For most people, friendship form an important part of life. Sharing experiences is part of being human. And many studies have shown that loneliness has a negative effect on our well-being.
We do not have to be social all the time — sometimes we need to enjoy our own space — but all people need social interactions.
That is why people make friends and work at maintaining those friendships. And quality friendships will benefit all those involved.
The Evolutionary Basis of Friendship
Man is a social species. Since the dawn of time, individuals have needed to rely on to survive, and we still do. We are not alone in this – most animals of social interaction and rely on cooperation.
Although animal friendships have been derided as anthropomorphic, research has now shown that some animals form long-term, stable relationships similar to human friendships.
Of course, not all animals have such friendships – as far as we know, they are limited to those that live in stable social groups, such as higher primates, elephants and cetaceans, such as whales and dolphins.
The basis of friendship is mutual valuing – each person offers something that is valuable to the other person.
As humans, we value others for all sorts of reasons. Maybe they like the same things we do, maybe they share the same political views, or maybe help with work or tasks.
Once we decide that we value someone, we will often work to maintain that friendship.
Speaking with Today Medical News, Dr. Scott Kaiser, MD, a neurologist and director of geriatric cognitive health at the Pacific Neuroscience Institute at Providence St. John’s Health Center in Santa Monica, CA, had this to say about the role of friendship in human evolution. :
“Research suggests that evolution has selected for increased social contact with continuous social contact and networks that play a critical role in people’s survival. According to this framework, our ancestors created social connections— Working together, sharing food, and otherwise helping each other — to feel safe and secure.Dr. Scott Kaiser
We Need Friends
As children, most of us find it easy to make friends, but adults may find it more difficult. The good news is that the benefits of childhood friendships stay with us well into adulthood.
In one study, boys were followed up for 32 years. Those who reported having lots of childhood friends had lower blood pressure and weighed more than those who were less sociable.
And it’s not just close friendships that are good for us. People of all ages benefit from any type of social interaction. A 2017 study of “SuperAgers” — people in their 80s whose memory skills are decades younger — found that they had more positive social relationships than expected cognitive abilities for their age. The level is very high.
Friendships and Mental Health
According to a 2014 study, “Loneliness is not about being alone, but about being without a particular desired relationship or set of relationships.”
Studies have shown that loneliness can lead to many psychological disorders, such as depression, personality disorders, alcoholism and sleep disorders, and can even contribute to physical health problems.
So does socializing help protect against mental health disorders? Almost certainly, as Lee Chambers, psychologist and founder of Essentialise Workplace Wellbeing, told TMN.

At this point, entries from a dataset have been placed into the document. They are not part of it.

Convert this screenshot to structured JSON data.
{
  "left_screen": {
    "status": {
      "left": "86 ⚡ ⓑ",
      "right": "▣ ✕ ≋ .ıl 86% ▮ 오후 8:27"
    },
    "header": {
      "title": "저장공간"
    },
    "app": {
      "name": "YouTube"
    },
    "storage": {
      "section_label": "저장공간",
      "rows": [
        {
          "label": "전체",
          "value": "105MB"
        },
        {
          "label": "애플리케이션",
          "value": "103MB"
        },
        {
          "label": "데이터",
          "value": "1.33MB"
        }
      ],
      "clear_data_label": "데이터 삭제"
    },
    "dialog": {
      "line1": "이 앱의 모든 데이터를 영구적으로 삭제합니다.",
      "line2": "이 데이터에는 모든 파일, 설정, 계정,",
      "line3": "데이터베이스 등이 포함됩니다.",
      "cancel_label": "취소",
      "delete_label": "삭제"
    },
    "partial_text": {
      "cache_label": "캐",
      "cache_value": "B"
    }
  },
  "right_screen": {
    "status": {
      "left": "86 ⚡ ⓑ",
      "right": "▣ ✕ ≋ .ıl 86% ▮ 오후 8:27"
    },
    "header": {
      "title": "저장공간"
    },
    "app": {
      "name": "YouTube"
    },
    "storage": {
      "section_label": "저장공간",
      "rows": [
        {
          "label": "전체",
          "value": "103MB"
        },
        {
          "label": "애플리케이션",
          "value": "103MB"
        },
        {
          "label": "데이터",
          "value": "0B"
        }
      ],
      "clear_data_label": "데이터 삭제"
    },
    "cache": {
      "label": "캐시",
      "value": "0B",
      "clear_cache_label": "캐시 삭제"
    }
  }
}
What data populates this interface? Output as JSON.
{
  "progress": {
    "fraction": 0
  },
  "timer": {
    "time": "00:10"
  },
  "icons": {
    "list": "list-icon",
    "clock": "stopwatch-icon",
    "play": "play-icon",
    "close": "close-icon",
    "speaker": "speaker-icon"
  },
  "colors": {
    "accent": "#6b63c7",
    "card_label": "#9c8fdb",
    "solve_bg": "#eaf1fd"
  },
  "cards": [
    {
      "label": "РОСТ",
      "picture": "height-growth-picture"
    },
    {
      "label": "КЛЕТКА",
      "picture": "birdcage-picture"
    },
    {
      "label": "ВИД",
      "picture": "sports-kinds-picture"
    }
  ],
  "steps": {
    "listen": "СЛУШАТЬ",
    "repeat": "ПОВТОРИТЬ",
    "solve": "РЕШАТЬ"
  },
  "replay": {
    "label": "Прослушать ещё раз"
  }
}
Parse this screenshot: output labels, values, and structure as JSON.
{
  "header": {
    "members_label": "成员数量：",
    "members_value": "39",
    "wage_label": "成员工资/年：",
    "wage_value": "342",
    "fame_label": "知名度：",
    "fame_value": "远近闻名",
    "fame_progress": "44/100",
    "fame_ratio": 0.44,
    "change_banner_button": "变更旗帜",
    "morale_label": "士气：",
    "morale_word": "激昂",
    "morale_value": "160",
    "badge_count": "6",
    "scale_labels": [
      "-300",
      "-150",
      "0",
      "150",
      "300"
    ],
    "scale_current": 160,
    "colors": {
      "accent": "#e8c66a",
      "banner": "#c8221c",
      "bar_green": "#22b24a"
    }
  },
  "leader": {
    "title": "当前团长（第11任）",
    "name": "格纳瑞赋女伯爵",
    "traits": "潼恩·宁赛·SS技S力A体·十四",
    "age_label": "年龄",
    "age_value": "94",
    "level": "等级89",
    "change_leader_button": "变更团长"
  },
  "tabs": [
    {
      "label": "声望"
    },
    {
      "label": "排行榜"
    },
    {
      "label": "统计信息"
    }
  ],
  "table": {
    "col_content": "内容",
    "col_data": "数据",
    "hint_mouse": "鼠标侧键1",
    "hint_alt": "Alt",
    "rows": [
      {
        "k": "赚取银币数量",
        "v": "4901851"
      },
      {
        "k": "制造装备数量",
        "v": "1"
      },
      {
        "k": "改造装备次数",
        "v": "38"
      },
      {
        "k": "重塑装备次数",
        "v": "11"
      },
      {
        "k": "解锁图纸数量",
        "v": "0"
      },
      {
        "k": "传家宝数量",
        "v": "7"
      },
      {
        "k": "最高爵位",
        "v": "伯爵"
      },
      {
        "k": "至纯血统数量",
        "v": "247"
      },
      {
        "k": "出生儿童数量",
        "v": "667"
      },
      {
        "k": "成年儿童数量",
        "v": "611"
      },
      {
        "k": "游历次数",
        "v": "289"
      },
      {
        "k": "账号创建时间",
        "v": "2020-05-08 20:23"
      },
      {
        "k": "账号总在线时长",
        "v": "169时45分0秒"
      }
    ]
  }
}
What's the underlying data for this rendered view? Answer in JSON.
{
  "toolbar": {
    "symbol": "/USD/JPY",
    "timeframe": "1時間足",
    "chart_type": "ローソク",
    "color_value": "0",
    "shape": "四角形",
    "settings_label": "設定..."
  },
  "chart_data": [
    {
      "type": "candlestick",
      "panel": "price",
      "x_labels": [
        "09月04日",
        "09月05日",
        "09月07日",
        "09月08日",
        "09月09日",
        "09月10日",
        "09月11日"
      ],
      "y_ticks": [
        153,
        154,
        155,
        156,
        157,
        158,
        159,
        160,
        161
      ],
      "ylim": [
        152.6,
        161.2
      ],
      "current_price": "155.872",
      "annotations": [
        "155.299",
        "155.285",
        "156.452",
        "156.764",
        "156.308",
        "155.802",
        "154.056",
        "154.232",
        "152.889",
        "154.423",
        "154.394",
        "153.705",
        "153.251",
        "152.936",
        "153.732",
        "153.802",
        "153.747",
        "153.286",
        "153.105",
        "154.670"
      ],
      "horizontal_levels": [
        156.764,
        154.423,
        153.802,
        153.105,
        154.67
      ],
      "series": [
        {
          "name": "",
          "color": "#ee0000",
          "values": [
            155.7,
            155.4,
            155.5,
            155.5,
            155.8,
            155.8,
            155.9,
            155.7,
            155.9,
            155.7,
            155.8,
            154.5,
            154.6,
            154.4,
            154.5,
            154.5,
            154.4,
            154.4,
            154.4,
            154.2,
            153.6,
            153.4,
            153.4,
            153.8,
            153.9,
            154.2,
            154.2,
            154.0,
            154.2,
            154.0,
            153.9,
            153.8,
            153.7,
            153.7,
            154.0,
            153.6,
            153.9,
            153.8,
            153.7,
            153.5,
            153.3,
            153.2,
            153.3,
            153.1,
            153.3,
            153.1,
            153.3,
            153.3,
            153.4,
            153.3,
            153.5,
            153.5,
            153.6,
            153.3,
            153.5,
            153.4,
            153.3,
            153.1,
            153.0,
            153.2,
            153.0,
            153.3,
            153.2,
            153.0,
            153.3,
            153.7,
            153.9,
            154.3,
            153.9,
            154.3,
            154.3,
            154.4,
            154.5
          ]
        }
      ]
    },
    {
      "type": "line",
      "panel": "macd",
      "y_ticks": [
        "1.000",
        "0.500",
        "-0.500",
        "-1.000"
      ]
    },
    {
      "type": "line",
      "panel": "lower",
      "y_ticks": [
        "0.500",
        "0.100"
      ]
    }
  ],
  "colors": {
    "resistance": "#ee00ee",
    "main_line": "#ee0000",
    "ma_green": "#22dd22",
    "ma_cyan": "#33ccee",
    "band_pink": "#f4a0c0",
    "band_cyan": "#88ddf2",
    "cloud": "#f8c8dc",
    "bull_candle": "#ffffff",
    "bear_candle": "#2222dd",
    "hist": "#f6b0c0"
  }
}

“Having friends has the potential to protect us from the effects of loneliness, and effective friendships can protect us from the negative effects of loneliness,” she noted.
But what is an effective friendship? According to a study, high friendships are characterized by cooperation, mutuality and closeness.
Effective friendships provide a strong sense of companionship, reduce feelings of loneliness, and contribute to both life satisfaction and self-esteem.
And there is a positive feedback loop between social relationships and self-esteem—each reinforces the other. Friendship therefore promotes self-esteem, which is a protective factor for both physical and mental health.
Why are Friendships Good for Us?
So all the evidence suggests that socializing benefits both our mental and physical health. but why? The key may be oxytocin.
Oxytocin is a hormone and neurotransmitter, produced in the hypothalamus. It is involved in childbirth and breastfeeding, but it is also associated with compassion, generosity and trust, all important factors in friendship.
One study found that oxytocin is essential for social recognition in rats, and this effect was also observed in people. Another, where researchers administered oxytocin to people via nasal spray, found that it increased confidence and made them more willing to take social risks.
But why does oxytocin have physiological benefits? This may be due to its effect on cortisol – the stress hormone. In one study, participants who received oxytocin intravenously had lower cortisol levels than those who received a placebo when exposed to public speaking stress.
‘Connection matters, but it’s not about numbers’
When a person is stressed, the adrenal glands release cortisol. It’s good for emergencies because it prepares us for action, but bad when it’s long-term. Among other things, long-term high cortisol can cause high blood pressure, type 2 diabetes and fatigue.